The aerodynamic performance of lifting surfaces operating at low Reynolds number conditions is impaired by laminar separation. In most cases, transition to turbulence occurs in the separated shear layer as a result of a series of strong hydrodynamic instability mechanisms. Although the understanding of these mechanisms has been significantly advanced over the past decades, key questions remain unanswered about the influence of external factors such as free-stream turbulence (FST) and others on transition and separation. The present study is driven by the need for more accurate predictions of separation and transition phenomena in ‘real world’ applications, where elevated levels of FST can play a significant role (e.g. turbomachinery). Numerical investigations have become an integral part in the effort to enhance our understanding of the intricate interactions between separation and transition. Due to the development of advanced numerical methods and the increase in the performance of supercomputers with parallel architecture, it has become feasible for low Reynolds number application (

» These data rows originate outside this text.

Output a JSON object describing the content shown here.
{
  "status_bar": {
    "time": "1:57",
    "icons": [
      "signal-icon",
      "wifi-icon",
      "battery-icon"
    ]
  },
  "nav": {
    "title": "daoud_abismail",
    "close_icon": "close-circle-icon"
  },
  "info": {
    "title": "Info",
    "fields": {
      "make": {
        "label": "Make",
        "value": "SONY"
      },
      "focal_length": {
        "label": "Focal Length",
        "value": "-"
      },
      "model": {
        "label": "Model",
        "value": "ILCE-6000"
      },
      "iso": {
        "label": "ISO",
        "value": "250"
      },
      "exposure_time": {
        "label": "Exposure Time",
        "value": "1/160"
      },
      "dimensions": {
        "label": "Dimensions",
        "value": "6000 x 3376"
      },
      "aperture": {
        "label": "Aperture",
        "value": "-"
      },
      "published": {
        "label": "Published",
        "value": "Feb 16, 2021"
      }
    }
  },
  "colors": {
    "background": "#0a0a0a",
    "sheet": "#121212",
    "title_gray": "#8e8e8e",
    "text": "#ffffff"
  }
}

) to carry out direct numerical simulations (DNS) such that all relevant spatial and temporal scales are resolved without the use of turbulence modelling. Because the employed high-order accurate DNS are characterized by very low levels of background noise, they lend themselves to transition research where the amplification of small disturbances, sometimes even growing from numerical round-off, can be examined in great detail. When comparing results from DNS and experiment, however, it is beneficial, if not necessary, to increase the background disturbance levels in the DNS to levels that are typical for the experiment. For the current work, a numerical model that emulates a realistic free-stream turbulent environment was adapted and implemented into an existing Navier–Stokes code based on a vorticity–velocity formulation. The role FST plays in the transition process was then investigated for a laminar separation bubble forming on a flat plate. FST was shown to cause the formation of the well-known Klebanoff mode that is represented by streamwise-elongated streaks inside the boundary layer. Increasing the FST levels led to accelerated transition, a reduction in bubble size and better agreement with the experiments. Moreover, the stage of linear disturbance growth due to the inviscid shear-layer instability was found to not be ‘bypassed’.